[[ Available records open ]]

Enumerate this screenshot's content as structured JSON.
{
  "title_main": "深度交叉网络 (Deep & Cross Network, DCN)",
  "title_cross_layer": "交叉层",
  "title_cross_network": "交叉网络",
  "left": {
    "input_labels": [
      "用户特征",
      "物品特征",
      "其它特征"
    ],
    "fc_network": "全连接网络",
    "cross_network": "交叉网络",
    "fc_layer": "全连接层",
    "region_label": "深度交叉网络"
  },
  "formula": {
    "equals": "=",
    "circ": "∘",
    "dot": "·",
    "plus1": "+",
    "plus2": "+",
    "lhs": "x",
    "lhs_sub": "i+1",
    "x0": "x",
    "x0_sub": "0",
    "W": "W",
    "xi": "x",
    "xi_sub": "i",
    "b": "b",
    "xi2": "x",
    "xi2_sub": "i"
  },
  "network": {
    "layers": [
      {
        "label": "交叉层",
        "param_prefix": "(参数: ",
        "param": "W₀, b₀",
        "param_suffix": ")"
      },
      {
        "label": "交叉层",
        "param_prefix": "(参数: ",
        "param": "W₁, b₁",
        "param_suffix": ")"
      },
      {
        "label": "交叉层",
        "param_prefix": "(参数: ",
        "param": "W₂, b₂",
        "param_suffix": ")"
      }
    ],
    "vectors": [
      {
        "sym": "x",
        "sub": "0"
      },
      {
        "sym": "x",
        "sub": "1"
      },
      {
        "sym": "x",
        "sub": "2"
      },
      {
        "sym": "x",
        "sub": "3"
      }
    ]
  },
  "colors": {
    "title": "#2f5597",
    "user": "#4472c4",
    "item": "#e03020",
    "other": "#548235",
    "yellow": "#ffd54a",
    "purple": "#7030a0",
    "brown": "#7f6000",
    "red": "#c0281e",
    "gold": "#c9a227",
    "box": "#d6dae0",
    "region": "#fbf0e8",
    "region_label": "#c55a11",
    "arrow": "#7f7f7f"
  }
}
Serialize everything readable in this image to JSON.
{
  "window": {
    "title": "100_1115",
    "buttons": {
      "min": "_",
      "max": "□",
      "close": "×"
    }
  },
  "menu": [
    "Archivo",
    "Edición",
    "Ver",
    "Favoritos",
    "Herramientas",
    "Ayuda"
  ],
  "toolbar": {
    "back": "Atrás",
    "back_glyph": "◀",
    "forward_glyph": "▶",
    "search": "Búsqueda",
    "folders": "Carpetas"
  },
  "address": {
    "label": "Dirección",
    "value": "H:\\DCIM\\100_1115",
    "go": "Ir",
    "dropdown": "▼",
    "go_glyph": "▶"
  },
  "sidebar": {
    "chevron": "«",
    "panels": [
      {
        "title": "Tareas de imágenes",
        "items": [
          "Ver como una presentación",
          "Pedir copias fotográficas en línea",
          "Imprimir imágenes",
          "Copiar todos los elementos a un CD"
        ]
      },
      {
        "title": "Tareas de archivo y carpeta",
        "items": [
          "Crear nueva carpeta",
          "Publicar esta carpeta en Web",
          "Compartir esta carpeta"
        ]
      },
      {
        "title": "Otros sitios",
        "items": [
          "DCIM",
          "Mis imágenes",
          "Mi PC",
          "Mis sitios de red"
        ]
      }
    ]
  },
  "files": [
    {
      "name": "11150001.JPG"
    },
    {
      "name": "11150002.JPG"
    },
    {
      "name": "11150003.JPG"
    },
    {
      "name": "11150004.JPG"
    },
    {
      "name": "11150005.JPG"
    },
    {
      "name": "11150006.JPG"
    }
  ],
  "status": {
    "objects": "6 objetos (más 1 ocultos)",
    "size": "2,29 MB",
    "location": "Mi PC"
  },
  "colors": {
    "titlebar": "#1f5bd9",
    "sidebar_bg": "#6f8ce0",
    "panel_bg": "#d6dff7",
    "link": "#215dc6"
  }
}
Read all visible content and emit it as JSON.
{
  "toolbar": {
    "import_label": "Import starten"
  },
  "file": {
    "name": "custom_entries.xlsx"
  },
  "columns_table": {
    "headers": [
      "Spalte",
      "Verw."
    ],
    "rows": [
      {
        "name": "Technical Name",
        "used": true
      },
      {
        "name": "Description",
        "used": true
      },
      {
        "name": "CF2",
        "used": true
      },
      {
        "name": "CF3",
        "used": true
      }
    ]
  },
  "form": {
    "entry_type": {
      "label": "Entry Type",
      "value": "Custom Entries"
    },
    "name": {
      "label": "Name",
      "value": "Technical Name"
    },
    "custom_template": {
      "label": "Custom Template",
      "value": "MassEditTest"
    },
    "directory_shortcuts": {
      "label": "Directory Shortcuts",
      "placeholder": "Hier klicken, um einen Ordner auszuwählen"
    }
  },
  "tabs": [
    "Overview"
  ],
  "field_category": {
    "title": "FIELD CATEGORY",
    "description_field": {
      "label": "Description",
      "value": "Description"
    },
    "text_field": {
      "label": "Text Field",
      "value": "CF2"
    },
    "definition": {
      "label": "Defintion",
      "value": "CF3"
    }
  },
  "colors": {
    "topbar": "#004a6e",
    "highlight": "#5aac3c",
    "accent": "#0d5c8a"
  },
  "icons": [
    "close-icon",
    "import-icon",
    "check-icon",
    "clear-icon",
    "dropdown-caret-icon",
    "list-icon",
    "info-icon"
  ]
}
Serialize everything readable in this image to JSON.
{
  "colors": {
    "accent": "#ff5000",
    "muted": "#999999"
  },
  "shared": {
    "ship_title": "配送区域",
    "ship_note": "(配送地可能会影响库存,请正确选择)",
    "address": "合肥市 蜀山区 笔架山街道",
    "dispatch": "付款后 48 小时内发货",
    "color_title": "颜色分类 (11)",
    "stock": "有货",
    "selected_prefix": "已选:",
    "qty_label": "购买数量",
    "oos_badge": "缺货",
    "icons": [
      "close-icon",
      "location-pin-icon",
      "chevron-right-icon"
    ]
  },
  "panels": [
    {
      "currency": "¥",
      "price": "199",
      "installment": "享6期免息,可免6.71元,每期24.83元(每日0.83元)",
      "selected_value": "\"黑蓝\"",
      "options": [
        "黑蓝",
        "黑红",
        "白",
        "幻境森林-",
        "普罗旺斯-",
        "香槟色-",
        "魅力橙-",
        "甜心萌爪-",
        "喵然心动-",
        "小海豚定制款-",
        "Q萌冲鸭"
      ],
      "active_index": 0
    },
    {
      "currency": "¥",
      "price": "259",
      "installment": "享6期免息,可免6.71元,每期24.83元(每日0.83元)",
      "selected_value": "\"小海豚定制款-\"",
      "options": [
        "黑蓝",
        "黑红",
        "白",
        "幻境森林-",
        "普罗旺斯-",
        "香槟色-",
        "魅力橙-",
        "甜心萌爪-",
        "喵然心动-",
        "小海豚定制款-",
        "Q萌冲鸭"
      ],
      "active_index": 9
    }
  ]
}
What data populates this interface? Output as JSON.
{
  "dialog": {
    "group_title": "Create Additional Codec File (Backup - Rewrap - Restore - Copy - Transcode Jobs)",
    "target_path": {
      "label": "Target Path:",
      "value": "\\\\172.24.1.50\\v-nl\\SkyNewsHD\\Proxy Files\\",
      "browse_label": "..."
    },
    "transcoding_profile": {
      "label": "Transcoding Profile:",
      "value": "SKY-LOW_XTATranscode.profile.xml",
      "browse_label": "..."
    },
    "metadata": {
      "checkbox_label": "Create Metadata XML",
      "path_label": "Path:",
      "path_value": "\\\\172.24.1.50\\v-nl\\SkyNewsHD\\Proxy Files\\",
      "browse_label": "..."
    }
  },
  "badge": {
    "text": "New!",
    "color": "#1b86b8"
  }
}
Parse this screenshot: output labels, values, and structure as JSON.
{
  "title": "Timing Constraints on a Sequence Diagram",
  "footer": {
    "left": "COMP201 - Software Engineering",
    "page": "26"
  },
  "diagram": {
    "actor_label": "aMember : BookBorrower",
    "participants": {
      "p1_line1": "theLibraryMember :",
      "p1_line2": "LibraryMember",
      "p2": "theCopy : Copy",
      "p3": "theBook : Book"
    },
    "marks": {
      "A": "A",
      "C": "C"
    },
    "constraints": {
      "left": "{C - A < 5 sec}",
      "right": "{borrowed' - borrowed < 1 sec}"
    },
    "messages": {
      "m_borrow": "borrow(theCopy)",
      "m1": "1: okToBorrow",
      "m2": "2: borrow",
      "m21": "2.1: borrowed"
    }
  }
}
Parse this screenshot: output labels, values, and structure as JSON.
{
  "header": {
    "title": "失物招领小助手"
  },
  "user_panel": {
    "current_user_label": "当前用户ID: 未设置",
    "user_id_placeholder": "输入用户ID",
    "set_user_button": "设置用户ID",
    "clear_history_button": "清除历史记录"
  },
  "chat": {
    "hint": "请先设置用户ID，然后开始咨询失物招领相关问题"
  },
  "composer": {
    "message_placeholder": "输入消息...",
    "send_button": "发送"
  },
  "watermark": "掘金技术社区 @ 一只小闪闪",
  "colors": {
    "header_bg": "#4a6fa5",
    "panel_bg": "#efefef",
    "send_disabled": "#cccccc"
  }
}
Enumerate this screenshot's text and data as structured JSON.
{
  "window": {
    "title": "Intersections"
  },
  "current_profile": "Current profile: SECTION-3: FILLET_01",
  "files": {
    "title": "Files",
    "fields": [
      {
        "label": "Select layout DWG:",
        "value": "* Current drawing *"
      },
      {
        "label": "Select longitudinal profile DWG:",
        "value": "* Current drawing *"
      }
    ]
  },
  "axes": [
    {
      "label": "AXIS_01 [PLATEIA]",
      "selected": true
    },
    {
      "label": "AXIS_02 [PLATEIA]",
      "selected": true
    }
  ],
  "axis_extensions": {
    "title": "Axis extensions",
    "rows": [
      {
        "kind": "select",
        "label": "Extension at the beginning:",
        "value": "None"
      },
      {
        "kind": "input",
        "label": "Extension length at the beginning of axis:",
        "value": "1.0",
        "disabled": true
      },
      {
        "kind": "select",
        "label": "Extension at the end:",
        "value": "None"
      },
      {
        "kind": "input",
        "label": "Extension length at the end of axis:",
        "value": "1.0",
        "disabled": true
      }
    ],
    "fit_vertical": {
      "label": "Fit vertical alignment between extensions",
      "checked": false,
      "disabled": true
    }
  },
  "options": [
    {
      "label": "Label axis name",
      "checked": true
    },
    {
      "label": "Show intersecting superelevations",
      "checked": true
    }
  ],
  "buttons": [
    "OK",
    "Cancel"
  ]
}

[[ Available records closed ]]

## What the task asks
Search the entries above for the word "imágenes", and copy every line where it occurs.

## Task output
        "title": "Tareas de imágenes",
          "Imprimir imágenes",
          "Mis imágenes",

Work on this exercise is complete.